Top reviews from other countries
I purchased this as I had started to do a little coding myself but wanted to know how everything worked underneath the hood. This answered those questions to enough of a depth that satisfied my needs - very happy with this book.
I am an amateur programmer and wanted to understand how it all works. I still don’t fully understand because I probably lack the intelligence but a smarter person would be able to grasp the theory using this book.
I can only recommend this book to people who are not satisfied with 20 min. youtube summaries and want to dig deeper.
I own a great many awesome CS books. But this one went to the top of my list very quickly, perhaps just barely 20 pages in. It's not a description of who did what, or how a particular piece of technology works. It's a story of how our modern world came to be. And it's a brilliant story.
Petzold challenges the reader right at the start - assume you're 10 years old and in your home, trying to talk to your friend on the other side of the street. Of course, you don't have a phone or anything like that. You need to use technology which is freely available and will not wake up your parents. Step by step, you discover Morse code (discarding several options prior to reaching this stage). Then you solve various challenges, like assuming your friend does not live in a direct line of sight.
Little by little, we learn about Braille code, simple flashlights, relays, then go on to more ambitious concepts like logic gates, flip-flops and, ultimately, a fully functional computer made of relays and other simple components (which is, I should point out, purely fictional, of course). And I enjoyed every step of this journey.

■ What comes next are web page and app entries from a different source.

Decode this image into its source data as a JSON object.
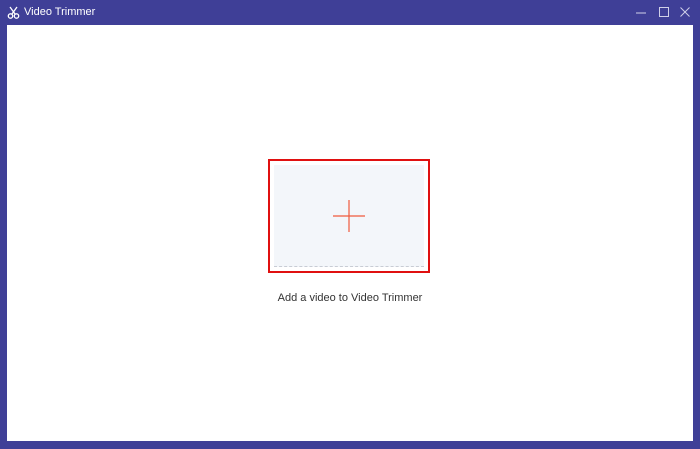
{
  "window": {
    "title": "Video Trimmer",
    "icons": {
      "app": "scissors-icon",
      "minimize": "minimize-icon",
      "maximize": "maximize-icon",
      "close": "close-icon"
    }
  },
  "main": {
    "add_icon": "plus-icon",
    "caption": "Add a video to Video Trimmer"
  },
  "colors": {
    "titlebar": "#3f3f97",
    "highlight_border": "#e01010",
    "plus_color": "#f05a3c",
    "drop_background": "#f3f6fa"
  }
}
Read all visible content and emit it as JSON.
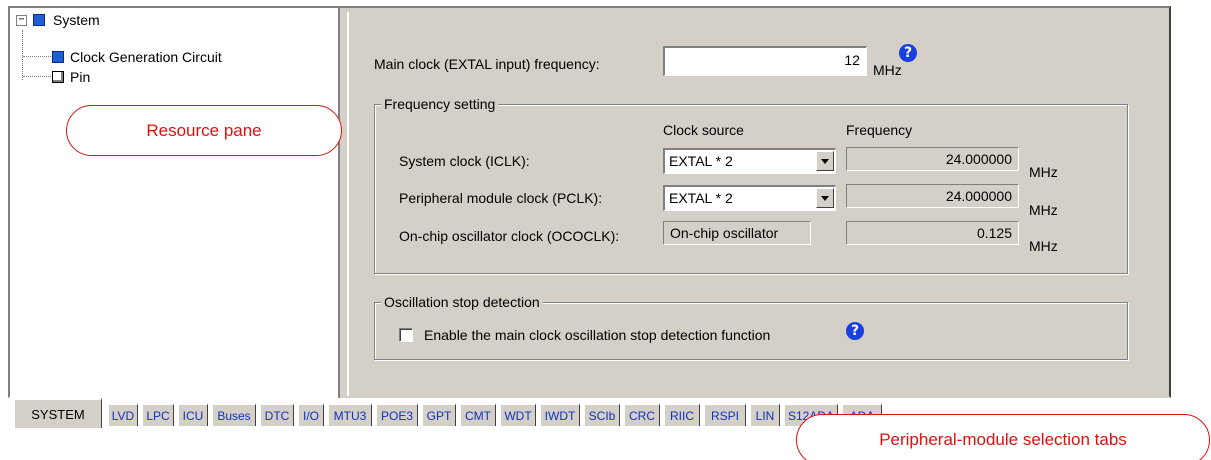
{
  "tree": {
    "root": "System",
    "children": [
      "Clock Generation Circuit",
      "Pin"
    ]
  },
  "callouts": {
    "resource_pane": "Resource pane",
    "tabs": "Peripheral-module selection tabs"
  },
  "settings": {
    "main_clock_label": "Main clock (EXTAL input) frequency:",
    "main_clock_value": "12",
    "main_clock_unit": "MHz",
    "freq_group_title": "Frequency setting",
    "col_clock_source": "Clock source",
    "col_frequency": "Frequency",
    "rows": [
      {
        "label": "System clock (ICLK):",
        "source": "EXTAL * 2",
        "freq": "24.000000",
        "unit": "MHz"
      },
      {
        "label": "Peripheral module clock (PCLK):",
        "source": "EXTAL * 2",
        "freq": "24.000000",
        "unit": "MHz"
      },
      {
        "label": "On-chip oscillator clock (OCOCLK):",
        "source": "On-chip oscillator",
        "freq": "0.125",
        "unit": "MHz"
      }
    ],
    "osc_group_title": "Oscillation stop detection",
    "osc_check_label": "Enable the main clock oscillation stop detection function",
    "help_glyph": "?"
  },
  "tabs": [
    "SYSTEM",
    "LVD",
    "LPC",
    "ICU",
    "Buses",
    "DTC",
    "I/O",
    "MTU3",
    "POE3",
    "GPT",
    "CMT",
    "WDT",
    "IWDT",
    "SCIb",
    "CRC",
    "RIIC",
    "RSPI",
    "LIN",
    "S12ADA",
    "ADA"
  ],
  "colors": {
    "accent": "#1a3fe0",
    "callout": "#e01010",
    "panel": "#d4d0c8"
  }
}
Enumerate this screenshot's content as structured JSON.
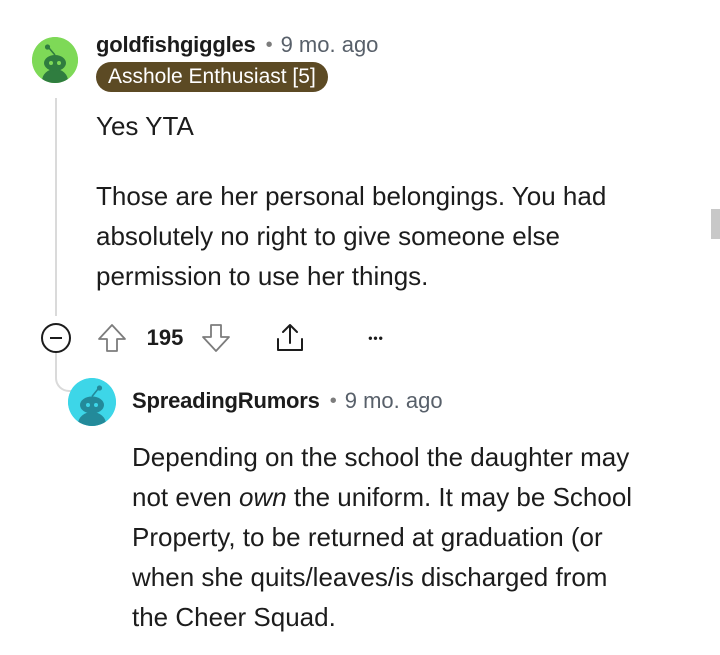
{
  "comment": {
    "username": "goldfishgiggles",
    "separator": "•",
    "time": "9 mo. ago",
    "flair": "Asshole Enthusiast [5]",
    "body_p1": "Yes YTA",
    "body_p2_l1": "Those are her personal belongings. You had",
    "body_p2_l2": "absolutely no right to give someone else",
    "body_p2_l3": "permission to use her things.",
    "score": "195",
    "avatar_color": "#7ed957",
    "more_label": "•••"
  },
  "reply": {
    "username": "SpreadingRumors",
    "separator": "•",
    "time": "9 mo. ago",
    "line1": "Depending on the school the daughter may",
    "line2_pre": "not even ",
    "line2_em": "own",
    "line2_post": " the uniform. It may be School",
    "line3": "Property, to be returned at graduation (or",
    "line4": "when she quits/leaves/is discharged from",
    "line5": "the Cheer Squad.",
    "avatar_color": "#3dd6e8"
  },
  "icons": {
    "collapse": "minus-circle-icon",
    "upvote": "arrow-up-icon",
    "downvote": "arrow-down-icon",
    "share": "share-icon",
    "more": "more-dots-icon"
  }
}
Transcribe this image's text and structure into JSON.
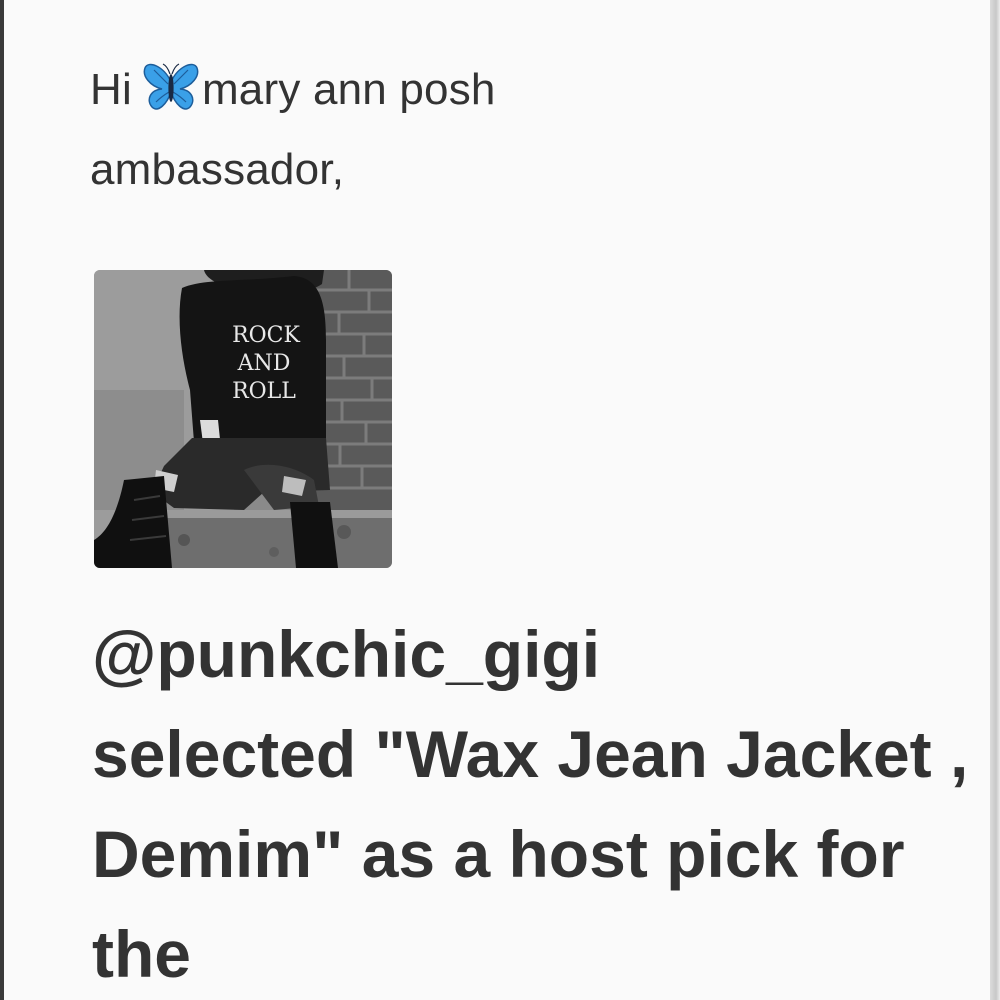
{
  "greeting": {
    "prefix": "Hi",
    "icon": "butterfly-emoji",
    "name_line1": "mary ann posh",
    "name_line2": "ambassador,"
  },
  "avatar": {
    "shirt_text_line1": "ROCK",
    "shirt_text_line2": "AND",
    "shirt_text_line3": "ROLL"
  },
  "notification": {
    "handle": "@punkchic_gigi",
    "message": "selected \"Wax Jean Jacket , Demim\" as a host pick for the"
  },
  "colors": {
    "text": "#333333",
    "background": "#fafafa",
    "butterfly": "#3aa0e8"
  }
}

The book is written with the general reader in mind, it does not target software developers or engineers. I cannot say how someone with no prior computer knowledge would find it; it is beyond my ability to imagine myself without everything I've learned since I began my career path as a programmer. Perhaps the point where assembly is introduced would be a bit too much, or the descriptions of Intel's 8080 and Motorola's 6800. But hey, we do get from flashlights to computers within 400 pages, so it can't all be a smooth ride.
Also, I should mention, the reader is bound to notice how old the book is :) Many technologies that were all around us at the time of writing are already gone and that was barely 20 years ago...
All in all, I probably didn't learn much I didn't already know, but if I ever recommend a computer book to a non-programmer this would be it. Very enjoyable and informative. You will not regret buying this.